Newcastle-based Thomas Miller Claims Management (TMCM) was launched in 2007 as a specialist offshoot of £94m turnover operation Thomas Miller, by a team of three – a tough time for an emerging firm when potential clients were analysing every penny they were spending, internally and externally.
Since then, however, the firm has grown to become a major player in international claims handling, with the team’s expertise helping to grow overseas sales by 153% over the last three years, with exports having risen from 44% of total turnover to 78%. Headcount has also risen fivefold to a team of 18 experts.
Operations director Stephen Hunt said: “Thomas Miller has been involved in transport insurance for 125 years and while the parent firm is based in London its roots are very much placed in the North East.
“The original Thomas Robson Miller was a Newcastle shipowner and Mayor of Morpeth who moved to London to establish himself.
“Seven years ago they created a consultancy arm – TMCM – and being based in Newcastle makes it a homecoming of sorts. While we still maintain strong links with the parent company all of the thinking and doing is done here in the region.”
The troubleshooting firm’s key markets are shipping and transport, dealing with issues including damaged goods and ships, passenger claims, charter disputes and injuries to dockworkers or crew, as well as the fallout from hijackings.
It is also the biggest provider of medical emergency and case management services to the shipping industry, especially in cruise and energy sectors, managing cases in more than 50 countries and counting at least 30 major global shipping organisations as their clients, thanks to the talent pool and thriving services sector of the North East.
While the team are based in Newcastle’s Prestwick Park, the nature of the work dictates a lot of travelling to anywhere from Seattle, Zanzibar or Swansea to visit clients, help solve disputes and carry out face-to-face-negotiations.
The firm’s record in securing and maintaining international business saw it win a 2014 Queen’s Award for Enterprise in the International Trade category.
Now the firm is looking wider to build upon the success that won it the award, well aware that their expertise in handling shipping and transport cases is transferable to other areas. Expansion plans are also being discussed, with a view to buying a law firm or even opening a call centre.
Hunt said: “We’ve got some quite ambitious plans and we are getting very encouraging responses from around the world, so we are looking into new areas.
“If we’re to repeat the growth which won us the Queen’s Award, we have to look at new opportunities which complement our existing offering, and in which we see opportunities for a company with our approach and cost model to make rapid progress.
“The markets in insurance and legal services continue to change and the momentum of the business, not to mention the parent company, demands that we explore those opportunities.
“ It’s early days and nothing is set in stone but we might open a call centre or buy a law firm or both. But if we see half a chance to make a credible offering in a complementary sector with room for growth, we will take it.”
Highly skilled employees are imperative for case management companies, a fact TMCM is addressing by exploring training options.

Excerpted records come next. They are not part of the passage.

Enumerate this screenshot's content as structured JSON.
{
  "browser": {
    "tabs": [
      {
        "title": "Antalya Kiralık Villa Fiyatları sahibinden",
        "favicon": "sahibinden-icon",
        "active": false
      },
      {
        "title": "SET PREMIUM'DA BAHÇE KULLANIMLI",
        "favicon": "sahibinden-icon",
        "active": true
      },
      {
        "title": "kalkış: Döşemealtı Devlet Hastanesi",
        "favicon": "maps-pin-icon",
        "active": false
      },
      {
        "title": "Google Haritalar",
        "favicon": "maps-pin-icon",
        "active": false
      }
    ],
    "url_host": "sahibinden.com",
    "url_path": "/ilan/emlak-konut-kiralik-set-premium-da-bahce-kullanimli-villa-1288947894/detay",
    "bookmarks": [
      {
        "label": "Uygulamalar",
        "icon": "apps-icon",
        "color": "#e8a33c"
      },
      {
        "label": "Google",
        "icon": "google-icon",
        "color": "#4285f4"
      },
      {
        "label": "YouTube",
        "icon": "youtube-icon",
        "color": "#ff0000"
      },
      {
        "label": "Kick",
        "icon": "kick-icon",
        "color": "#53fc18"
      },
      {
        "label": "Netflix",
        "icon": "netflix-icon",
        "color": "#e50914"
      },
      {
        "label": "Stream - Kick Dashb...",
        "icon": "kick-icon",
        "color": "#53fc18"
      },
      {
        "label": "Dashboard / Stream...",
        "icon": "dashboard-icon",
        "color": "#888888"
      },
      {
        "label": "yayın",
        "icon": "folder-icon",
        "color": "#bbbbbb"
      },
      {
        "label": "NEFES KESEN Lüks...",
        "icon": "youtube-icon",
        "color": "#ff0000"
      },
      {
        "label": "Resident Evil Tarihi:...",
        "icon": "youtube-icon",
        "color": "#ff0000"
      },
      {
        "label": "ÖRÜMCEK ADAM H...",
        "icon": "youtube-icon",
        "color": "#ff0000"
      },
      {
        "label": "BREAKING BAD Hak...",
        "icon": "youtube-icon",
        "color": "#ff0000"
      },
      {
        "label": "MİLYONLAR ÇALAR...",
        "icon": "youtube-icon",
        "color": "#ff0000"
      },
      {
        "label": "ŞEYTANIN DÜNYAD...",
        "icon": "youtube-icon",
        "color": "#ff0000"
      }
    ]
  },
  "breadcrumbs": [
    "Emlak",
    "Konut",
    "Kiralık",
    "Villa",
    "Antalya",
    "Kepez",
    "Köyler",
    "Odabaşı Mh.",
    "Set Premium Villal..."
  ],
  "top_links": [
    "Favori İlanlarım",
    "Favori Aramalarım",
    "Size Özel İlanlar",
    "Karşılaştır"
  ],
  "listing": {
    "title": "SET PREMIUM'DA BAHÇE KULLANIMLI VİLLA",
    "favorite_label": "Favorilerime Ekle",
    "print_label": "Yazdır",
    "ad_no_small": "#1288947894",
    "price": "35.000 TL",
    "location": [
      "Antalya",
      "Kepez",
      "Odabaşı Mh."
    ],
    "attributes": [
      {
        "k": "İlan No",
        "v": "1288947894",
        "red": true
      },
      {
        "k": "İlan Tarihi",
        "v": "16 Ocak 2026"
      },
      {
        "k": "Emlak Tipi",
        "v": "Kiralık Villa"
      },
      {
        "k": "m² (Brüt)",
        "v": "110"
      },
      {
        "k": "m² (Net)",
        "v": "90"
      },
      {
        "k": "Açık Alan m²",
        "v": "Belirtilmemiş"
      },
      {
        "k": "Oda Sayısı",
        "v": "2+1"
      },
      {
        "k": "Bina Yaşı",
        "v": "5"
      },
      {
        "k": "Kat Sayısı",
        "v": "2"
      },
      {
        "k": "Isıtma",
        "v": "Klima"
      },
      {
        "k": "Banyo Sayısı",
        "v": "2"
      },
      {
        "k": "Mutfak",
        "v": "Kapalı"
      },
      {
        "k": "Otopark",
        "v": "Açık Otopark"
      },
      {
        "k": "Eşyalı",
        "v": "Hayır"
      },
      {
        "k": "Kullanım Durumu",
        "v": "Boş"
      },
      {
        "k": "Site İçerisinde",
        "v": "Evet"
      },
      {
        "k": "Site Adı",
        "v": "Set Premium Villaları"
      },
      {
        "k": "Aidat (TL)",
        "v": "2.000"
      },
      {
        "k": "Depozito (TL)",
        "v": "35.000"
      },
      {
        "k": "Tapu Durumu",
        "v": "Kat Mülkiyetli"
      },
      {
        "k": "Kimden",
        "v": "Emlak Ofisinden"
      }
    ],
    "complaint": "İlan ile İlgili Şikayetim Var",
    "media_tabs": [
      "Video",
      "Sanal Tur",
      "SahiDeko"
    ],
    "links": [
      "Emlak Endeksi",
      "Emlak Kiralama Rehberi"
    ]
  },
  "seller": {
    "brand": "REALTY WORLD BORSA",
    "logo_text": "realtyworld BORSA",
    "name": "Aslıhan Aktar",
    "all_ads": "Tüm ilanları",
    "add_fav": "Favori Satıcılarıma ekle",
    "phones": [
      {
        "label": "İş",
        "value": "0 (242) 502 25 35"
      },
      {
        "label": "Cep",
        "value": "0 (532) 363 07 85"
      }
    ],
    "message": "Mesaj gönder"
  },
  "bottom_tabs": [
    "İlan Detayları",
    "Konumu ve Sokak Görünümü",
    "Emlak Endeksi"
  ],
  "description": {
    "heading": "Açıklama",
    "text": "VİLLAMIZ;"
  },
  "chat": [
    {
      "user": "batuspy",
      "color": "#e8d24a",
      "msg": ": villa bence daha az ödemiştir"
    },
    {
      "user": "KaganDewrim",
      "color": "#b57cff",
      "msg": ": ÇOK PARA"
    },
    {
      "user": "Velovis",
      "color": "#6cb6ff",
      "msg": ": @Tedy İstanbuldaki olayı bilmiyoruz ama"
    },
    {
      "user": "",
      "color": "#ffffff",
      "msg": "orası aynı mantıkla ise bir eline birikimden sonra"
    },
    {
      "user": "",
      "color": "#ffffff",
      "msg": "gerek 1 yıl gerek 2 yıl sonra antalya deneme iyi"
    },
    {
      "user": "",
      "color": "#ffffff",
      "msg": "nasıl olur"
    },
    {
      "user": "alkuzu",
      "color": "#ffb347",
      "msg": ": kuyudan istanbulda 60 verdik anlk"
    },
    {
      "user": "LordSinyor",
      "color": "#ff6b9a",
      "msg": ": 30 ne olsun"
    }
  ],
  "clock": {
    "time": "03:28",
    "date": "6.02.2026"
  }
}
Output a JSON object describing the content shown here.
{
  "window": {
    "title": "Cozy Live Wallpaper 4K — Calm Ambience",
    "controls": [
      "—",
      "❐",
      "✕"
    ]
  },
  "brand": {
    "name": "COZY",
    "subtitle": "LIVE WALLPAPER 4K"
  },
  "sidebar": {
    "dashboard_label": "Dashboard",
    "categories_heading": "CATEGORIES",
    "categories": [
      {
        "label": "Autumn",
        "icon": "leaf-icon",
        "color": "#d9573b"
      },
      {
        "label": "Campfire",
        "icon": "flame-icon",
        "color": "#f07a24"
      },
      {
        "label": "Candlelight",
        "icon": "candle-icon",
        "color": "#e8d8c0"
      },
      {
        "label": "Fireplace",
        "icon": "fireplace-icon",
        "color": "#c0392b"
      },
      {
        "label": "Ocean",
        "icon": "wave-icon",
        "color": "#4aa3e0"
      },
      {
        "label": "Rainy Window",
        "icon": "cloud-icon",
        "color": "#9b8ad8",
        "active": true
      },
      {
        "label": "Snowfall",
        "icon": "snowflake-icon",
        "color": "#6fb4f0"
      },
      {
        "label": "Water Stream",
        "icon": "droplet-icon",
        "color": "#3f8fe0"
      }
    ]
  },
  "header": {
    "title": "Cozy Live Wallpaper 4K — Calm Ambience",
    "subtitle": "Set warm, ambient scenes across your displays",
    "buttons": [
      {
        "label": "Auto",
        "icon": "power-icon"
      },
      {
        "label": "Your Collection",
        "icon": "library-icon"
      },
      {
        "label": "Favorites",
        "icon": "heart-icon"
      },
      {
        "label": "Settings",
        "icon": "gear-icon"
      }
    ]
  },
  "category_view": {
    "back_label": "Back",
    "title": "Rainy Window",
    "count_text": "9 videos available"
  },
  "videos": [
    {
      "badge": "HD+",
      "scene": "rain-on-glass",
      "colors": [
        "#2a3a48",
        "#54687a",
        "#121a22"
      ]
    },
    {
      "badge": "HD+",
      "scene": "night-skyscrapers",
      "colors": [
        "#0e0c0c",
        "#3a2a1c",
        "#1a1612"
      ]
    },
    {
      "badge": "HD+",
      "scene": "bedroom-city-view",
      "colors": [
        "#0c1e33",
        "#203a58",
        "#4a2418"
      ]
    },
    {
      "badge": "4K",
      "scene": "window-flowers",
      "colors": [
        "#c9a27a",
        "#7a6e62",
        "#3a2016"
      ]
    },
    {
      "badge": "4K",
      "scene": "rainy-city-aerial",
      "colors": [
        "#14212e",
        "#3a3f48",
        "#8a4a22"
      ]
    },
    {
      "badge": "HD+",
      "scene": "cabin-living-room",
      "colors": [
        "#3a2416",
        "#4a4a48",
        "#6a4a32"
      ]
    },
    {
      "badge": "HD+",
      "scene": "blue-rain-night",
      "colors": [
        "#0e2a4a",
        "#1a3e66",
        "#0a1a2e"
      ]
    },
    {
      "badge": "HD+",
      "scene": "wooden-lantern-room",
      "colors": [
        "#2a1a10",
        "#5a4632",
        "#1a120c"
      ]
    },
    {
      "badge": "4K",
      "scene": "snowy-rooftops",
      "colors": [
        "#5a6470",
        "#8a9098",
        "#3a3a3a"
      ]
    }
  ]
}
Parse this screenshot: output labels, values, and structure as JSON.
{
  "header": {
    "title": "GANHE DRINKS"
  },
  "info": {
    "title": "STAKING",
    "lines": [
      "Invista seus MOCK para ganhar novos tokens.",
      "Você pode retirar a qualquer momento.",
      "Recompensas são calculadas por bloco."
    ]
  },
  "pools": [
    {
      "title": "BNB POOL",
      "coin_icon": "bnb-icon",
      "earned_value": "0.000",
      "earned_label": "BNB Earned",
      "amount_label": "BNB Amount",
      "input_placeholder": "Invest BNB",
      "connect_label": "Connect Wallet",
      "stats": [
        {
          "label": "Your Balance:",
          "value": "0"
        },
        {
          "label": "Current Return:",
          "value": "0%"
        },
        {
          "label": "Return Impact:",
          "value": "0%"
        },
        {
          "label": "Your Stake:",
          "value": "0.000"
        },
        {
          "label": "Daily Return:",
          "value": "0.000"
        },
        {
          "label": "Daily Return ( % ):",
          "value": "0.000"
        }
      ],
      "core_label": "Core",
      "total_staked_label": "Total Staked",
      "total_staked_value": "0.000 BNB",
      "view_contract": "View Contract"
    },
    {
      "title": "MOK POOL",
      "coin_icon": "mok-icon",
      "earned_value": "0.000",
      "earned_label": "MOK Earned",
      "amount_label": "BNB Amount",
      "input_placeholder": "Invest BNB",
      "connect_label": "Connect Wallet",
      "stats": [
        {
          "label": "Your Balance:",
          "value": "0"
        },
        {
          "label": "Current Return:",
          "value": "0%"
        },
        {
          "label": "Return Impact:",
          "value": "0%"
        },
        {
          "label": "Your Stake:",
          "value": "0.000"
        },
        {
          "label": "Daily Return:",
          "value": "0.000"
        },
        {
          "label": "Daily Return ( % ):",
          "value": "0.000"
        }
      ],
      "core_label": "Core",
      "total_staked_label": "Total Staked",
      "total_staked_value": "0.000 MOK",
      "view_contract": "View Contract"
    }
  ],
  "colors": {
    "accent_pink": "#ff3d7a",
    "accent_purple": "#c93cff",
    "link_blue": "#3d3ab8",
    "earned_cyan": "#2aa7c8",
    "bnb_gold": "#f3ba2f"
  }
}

As new and active members of the North East Chamber of Commerce they are discussing the potential for apprenticeships and other recruitment and training initiatives.
Hunt added: “Training is another area where we’re presently at a watershed stage. Until very recently we tended to recruit opportunistically in various skill areas- shipping, law, medicine, insurance etc-, but now we’re looking to bring people in at the ground floor and help them develop in a direction which interests them and serves the business.
“We show them what the London insurance market looks like, or put them in the cargo hold of a ship, so that they get the context of our core areas and hopefully feel motivated to get more and more involved.
“Our work and our needs didn’t really lend themselves to any of that previously, but now we’re a more mature and diverse business with a more defined structure, we see a lot of mutual benefits in engaging fully with local and regional initiatives on things like recruitment, training and marketing.”